RAMALLAH (Ma'an) -- Thousands of Palestinians marched through Ramallah in the central occupied West Bank for the funeral of 17-year-old Jassem Muhammad Nakhla on Tuesday, a day after the teen succumbed to wounds
he sustained on March 23 when he was shot by Israeli forces.
Nakhla died in an Israeli hospital in Tel Aviv after Israeli forces shot him in the head and foot
when he was in a vehicle with three other young Palestinians, who the Israeli army accused of throwing Molotov cocktails at the illegal Israeli settlement of Beit El, located next to al-Jalazun refugee camp north of Ramallah city.
One of the other youths, 17-year-old Muhammad Mahmoud Ibrahim al-Hattab, died that day, while the two others, Muhammad Hattab, 18, and Muhammad Moussa Nakhla, 18, were also seriously wounded.
Medical sources told Ma’an on Monday that Nakhla had been clinically dead since he was injured, and had been kept on life support since.
The funeral set off from the Palestine Medical Center, where mourners carried Nakhla’s body, wrapped in the Palestinian flag, through the main streets of Ramallah and finally to al-Jalazun.
Nakhla’s body was taken to his family house in the refugee camp, where family members said their final goodbyes before the teen’s body was taken to the camp’s mosque and then to the camp’s cemetery for burial.
Meanwhile, the Palestinian Authority (PA) said on Tuesday that it held the Israeli government responsible for Nakhla’s death, with PA spokesman Tariq Rishmawi writing in a statement that Israel was perpetuating its "successive crimes" against the Palestinian people and turning a blind eye to international law.
"This crime won't be the last as long as the international community remains silent," Rishmawi said of Nakhla’s death.
Rishmawi urged the international community and human rights organizations to coerce Israel into ceasing its ongoing violations against the Palestinian people, especially children.

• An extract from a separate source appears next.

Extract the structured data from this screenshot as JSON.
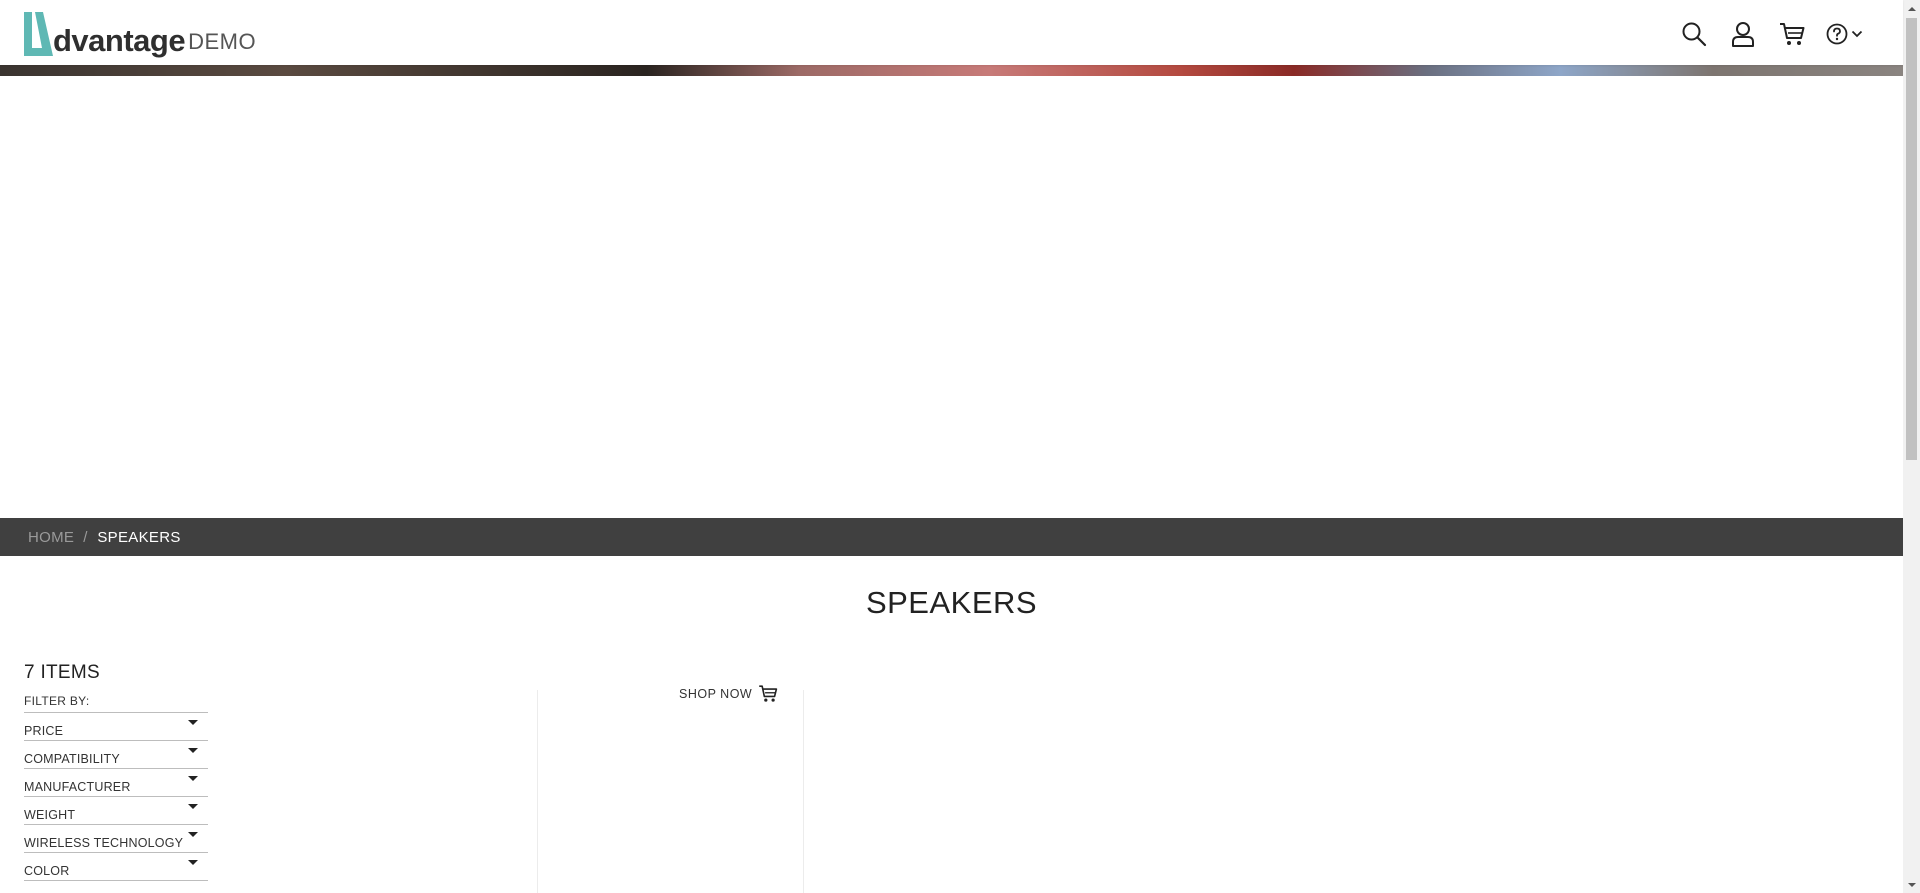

The PA also denounced Israel's "systematic assault" against Palestinians.
The circumstances of the shooting of the al-Jalazun teens have been highly contested. An Israeli army spokesperson had claimed that the boys were throwing Molotov cocktails at Beit El settlement, and that the four were outside of their car when they were shot.
However, locals told Ma'an at the time that Israeli soldiers in a military tower near the entrance of al-Jalazun fired heavily towards the teens’ vehicle while they were still inside the vehicle, with video and photographic footage taken by locals at the scene following the shooting showed the car riddled with bullets, windows shattered, and blood staining the seats.
When questioned by Ma’an in March about how the teens could have re-entered their car and driven away from the scene after being injured with multiple rounds of live fire to the head and chest, the Israeli army spokesperson said she could not comment.
The Israeli army did not immediately respond to a request for comment on Monday about Nakhla’s passing, nor about whether an Israeli investigation into the shooting had yielded any results.
Nakhla is the 18th Palestinian to be confirmed killed by Israeli forces this year, and marked the sixth time that Israeli forces fatally shot a Palestinian minor since the beginning of 2017, according to Ma'an documentation.
However, the Israeli versions of events have been heavily contested. Similar to the al-Jalazun case, video evidence and investigations led rights groups to brand the killing of 17-year-old Qusay Hassan al-Umour in January as unlawful and unjustified.
Activists and rights groups have long denounced what they have termed a "shoot-to-kill" policy against Palestinians who did not constitute a threat at the time of their death, or who could have been subdued in a non-lethal manner -- amid a backdrop of impunity for Israelis who committed the killings.